Assigned task
Could you repeat the whole listing below exactly as it stands?

Excerpted data

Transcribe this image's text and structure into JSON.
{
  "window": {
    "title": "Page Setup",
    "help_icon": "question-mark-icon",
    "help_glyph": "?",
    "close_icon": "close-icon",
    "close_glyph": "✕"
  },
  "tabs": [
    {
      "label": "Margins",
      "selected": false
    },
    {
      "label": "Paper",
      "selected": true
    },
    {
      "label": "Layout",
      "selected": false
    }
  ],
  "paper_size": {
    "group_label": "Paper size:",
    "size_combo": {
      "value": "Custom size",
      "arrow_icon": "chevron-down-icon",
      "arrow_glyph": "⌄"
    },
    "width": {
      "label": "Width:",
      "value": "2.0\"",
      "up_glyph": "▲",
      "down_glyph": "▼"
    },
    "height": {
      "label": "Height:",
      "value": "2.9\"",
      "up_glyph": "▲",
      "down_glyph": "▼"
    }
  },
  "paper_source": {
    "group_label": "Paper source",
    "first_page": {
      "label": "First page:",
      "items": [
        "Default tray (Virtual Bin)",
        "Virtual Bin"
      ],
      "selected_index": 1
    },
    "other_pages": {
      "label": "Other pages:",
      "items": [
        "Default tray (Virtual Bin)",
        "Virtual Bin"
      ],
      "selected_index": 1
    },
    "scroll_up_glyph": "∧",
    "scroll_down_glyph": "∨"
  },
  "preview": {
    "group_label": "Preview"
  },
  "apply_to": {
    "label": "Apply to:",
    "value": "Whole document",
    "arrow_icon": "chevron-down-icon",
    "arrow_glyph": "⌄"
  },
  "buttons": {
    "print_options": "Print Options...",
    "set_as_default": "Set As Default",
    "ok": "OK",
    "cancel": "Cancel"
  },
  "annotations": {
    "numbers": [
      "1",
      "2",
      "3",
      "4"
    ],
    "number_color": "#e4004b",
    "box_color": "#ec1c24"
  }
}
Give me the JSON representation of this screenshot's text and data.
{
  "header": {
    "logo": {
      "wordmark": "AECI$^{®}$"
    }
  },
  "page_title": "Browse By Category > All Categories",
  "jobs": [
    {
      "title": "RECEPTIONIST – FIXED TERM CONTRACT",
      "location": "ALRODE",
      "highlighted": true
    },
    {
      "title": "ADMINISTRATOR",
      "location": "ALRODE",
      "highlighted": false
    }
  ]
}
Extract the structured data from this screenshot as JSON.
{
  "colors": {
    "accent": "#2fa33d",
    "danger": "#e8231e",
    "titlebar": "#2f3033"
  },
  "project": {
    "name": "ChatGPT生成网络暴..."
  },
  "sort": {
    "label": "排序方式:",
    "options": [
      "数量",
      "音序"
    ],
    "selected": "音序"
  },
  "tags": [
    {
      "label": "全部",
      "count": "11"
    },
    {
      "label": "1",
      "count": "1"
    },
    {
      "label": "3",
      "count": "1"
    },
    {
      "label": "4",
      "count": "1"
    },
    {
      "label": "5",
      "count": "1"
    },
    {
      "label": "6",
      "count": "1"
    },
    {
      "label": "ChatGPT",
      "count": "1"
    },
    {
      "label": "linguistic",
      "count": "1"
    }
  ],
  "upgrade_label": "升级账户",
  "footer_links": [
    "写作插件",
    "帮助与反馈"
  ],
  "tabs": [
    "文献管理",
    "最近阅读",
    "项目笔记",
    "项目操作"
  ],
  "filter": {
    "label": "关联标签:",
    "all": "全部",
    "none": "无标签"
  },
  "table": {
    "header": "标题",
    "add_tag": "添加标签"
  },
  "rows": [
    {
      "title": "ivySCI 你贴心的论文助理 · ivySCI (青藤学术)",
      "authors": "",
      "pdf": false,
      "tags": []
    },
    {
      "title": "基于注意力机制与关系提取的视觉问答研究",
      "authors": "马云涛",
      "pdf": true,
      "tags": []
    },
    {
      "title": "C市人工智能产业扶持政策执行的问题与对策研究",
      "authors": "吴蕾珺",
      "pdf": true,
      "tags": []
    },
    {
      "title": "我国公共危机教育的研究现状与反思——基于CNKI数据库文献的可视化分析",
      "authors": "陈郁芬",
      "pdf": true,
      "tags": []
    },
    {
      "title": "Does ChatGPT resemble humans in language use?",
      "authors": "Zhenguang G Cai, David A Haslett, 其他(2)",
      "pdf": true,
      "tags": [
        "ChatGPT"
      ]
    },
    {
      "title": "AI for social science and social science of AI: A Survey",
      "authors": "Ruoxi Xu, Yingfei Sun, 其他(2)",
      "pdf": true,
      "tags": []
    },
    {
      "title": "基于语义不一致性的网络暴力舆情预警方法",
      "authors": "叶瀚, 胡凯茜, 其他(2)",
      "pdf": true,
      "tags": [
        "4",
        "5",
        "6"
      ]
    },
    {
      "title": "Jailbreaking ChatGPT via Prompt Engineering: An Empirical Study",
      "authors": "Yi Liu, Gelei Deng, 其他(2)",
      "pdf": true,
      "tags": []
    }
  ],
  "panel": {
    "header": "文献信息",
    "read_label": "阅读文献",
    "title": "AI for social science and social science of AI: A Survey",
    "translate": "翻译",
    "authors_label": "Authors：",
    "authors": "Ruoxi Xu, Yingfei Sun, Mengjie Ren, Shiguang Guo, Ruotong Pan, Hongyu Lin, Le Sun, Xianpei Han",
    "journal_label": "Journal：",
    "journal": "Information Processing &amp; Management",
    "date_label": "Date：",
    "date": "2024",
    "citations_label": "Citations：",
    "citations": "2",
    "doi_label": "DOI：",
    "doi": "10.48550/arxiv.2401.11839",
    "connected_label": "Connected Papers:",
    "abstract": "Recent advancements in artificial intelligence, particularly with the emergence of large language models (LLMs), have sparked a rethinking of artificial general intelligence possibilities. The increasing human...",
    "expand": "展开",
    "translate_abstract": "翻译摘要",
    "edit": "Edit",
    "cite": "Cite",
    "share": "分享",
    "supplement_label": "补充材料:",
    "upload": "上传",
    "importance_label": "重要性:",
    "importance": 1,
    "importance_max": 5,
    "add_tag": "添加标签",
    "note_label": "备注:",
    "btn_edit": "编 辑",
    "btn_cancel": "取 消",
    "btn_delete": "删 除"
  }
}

Answer box
Transcribe this image's text and structure into JSON.
{
  "window": {
    "title": "Page Setup",
    "help_icon": "question-mark-icon",
    "help_glyph": "?",
    "close_icon": "close-icon",
    "close_glyph": "✕"
  },
  "tabs": [
    {
      "label": "Margins",
      "selected": false
    },
    {
      "label": "Paper",
      "selected": true
    },
    {
      "label": "Layout",
      "selected": false
    }
  ],
  "paper_size": {
    "group_label": "Paper size:",
    "size_combo": {
      "value": "Custom size",
      "arrow_icon": "chevron-down-icon",
      "arrow_glyph": "⌄"
    },
    "width": {
      "label": "Width:",
      "value": "2.0\"",
      "up_glyph": "▲",
      "down_glyph": "▼"
    },
    "height": {
      "label": "Height:",
      "value": "2.9\"",
      "up_glyph": "▲",
      "down_glyph": "▼"
    }
  },
  "paper_source": {
    "group_label": "Paper source",
    "first_page": {
      "label": "First page:",
      "items": [
        "Default tray (Virtual Bin)",
        "Virtual Bin"
      ],
      "selected_index": 1
    },
    "other_pages": {
      "label": "Other pages:",
      "items": [
        "Default tray (Virtual Bin)",
        "Virtual Bin"
      ],
      "selected_index": 1
    },
    "scroll_up_glyph": "∧",
    "scroll_down_glyph": "∨"
  },
  "preview": {
    "group_label": "Preview"
  },
  "apply_to": {
    "label": "Apply to:",
    "value": "Whole document",
    "arrow_icon": "chevron-down-icon",
    "arrow_glyph": "⌄"
  },
  "buttons": {
    "print_options": "Print Options...",
    "set_as_default": "Set As Default",
    "ok": "OK",
    "cancel": "Cancel"
  },
  "annotations": {
    "numbers": [
      "1",
      "2",
      "3",
      "4"
    ],
    "number_color": "#e4004b",
    "box_color": "#ec1c24"
  }
}
Give me the JSON representation of this screenshot's text and data.
{
  "header": {
    "logo": {
      "wordmark": "AECI$^{®}$"
    }
  },
  "page_title": "Browse By Category > All Categories",
  "jobs": [
    {
      "title": "RECEPTIONIST – FIXED TERM CONTRACT",
      "location": "ALRODE",
      "highlighted": true
    },
    {
      "title": "ADMINISTRATOR",
      "location": "ALRODE",
      "highlighted": false
    }
  ]
}
Extract the structured data from this screenshot as JSON.
{
  "colors": {
    "accent": "#2fa33d",
    "danger": "#e8231e",
    "titlebar": "#2f3033"
  },
  "project": {
    "name": "ChatGPT生成网络暴..."
  },
  "sort": {
    "label": "排序方式:",
    "options": [
      "数量",
      "音序"
    ],
    "selected": "音序"
  },
  "tags": [
    {
      "label": "全部",
      "count": "11"
    },
    {
      "label": "1",
      "count": "1"
    },
    {
      "label": "3",
      "count": "1"
    },
    {
      "label": "4",
      "count": "1"
    },
    {
      "label": "5",
      "count": "1"
    },
    {
      "label": "6",
      "count": "1"
    },
    {
      "label": "ChatGPT",
      "count": "1"
    },
    {
      "label": "linguistic",
      "count": "1"
    }
  ],
  "upgrade_label": "升级账户",
  "footer_links": [
    "写作插件",
    "帮助与反馈"
  ],
  "tabs": [
    "文献管理",
    "最近阅读",
    "项目笔记",
    "项目操作"
  ],
  "filter": {
    "label": "关联标签:",
    "all": "全部",
    "none": "无标签"
  },
  "table": {
    "header": "标题",
    "add_tag": "添加标签"
  },
  "rows": [
    {
      "title": "ivySCI 你贴心的论文助理 · ivySCI (青藤学术)",
      "authors": "",
      "pdf": false,
      "tags": []
    },
    {
      "title": "基于注意力机制与关系提取的视觉问答研究",
      "authors": "马云涛",
      "pdf": true,
      "tags": []
    },
    {
      "title": "C市人工智能产业扶持政策执行的问题与对策研究",
      "authors": "吴蕾珺",
      "pdf": true,
      "tags": []
    },
    {
      "title": "我国公共危机教育的研究现状与反思——基于CNKI数据库文献的可视化分析",
      "authors": "陈郁芬",
      "pdf": true,
      "tags": []
    },
    {
      "title": "Does ChatGPT resemble humans in language use?",
      "authors": "Zhenguang G Cai, David A Haslett, 其他(2)",
      "pdf": true,
      "tags": [
        "ChatGPT"
      ]
    },
    {
      "title": "AI for social science and social science of AI: A Survey",
      "authors": "Ruoxi Xu, Yingfei Sun, 其他(2)",
      "pdf": true,
      "tags": []
    },
    {
      "title": "基于语义不一致性的网络暴力舆情预警方法",
      "authors": "叶瀚, 胡凯茜, 其他(2)",
      "pdf": true,
      "tags": [
        "4",
        "5",
        "6"
      ]
    },
    {
      "title": "Jailbreaking ChatGPT via Prompt Engineering: An Empirical Study",
      "authors": "Yi Liu, Gelei Deng, 其他(2)",
      "pdf": true,
      "tags": []
    }
  ],
  "panel": {
    "header": "文献信息",
    "read_label": "阅读文献",
    "title": "AI for social science and social science of AI: A Survey",
    "translate": "翻译",
    "authors_label": "Authors：",
    "authors": "Ruoxi Xu, Yingfei Sun, Mengjie Ren, Shiguang Guo, Ruotong Pan, Hongyu Lin, Le Sun, Xianpei Han",
    "journal_label": "Journal：",
    "journal": "Information Processing &amp; Management",
    "date_label": "Date：",
    "date": "2024",
    "citations_label": "Citations：",
    "citations": "2",
    "doi_label": "DOI：",
    "doi": "10.48550/arxiv.2401.11839",
    "connected_label": "Connected Papers:",
    "abstract": "Recent advancements in artificial intelligence, particularly with the emergence of large language models (LLMs), have sparked a rethinking of artificial general intelligence possibilities. The increasing human...",
    "expand": "展开",
    "translate_abstract": "翻译摘要",
    "edit": "Edit",
    "cite": "Cite",
    "share": "分享",
    "supplement_label": "补充材料:",
    "upload": "上传",
    "importance_label": "重要性:",
    "importance": 1,
    "importance_max": 5,
    "add_tag": "添加标签",
    "note_label": "备注:",
    "btn_edit": "编 辑",
    "btn_cancel": "取 消",
    "btn_delete": "删 除"
  }
}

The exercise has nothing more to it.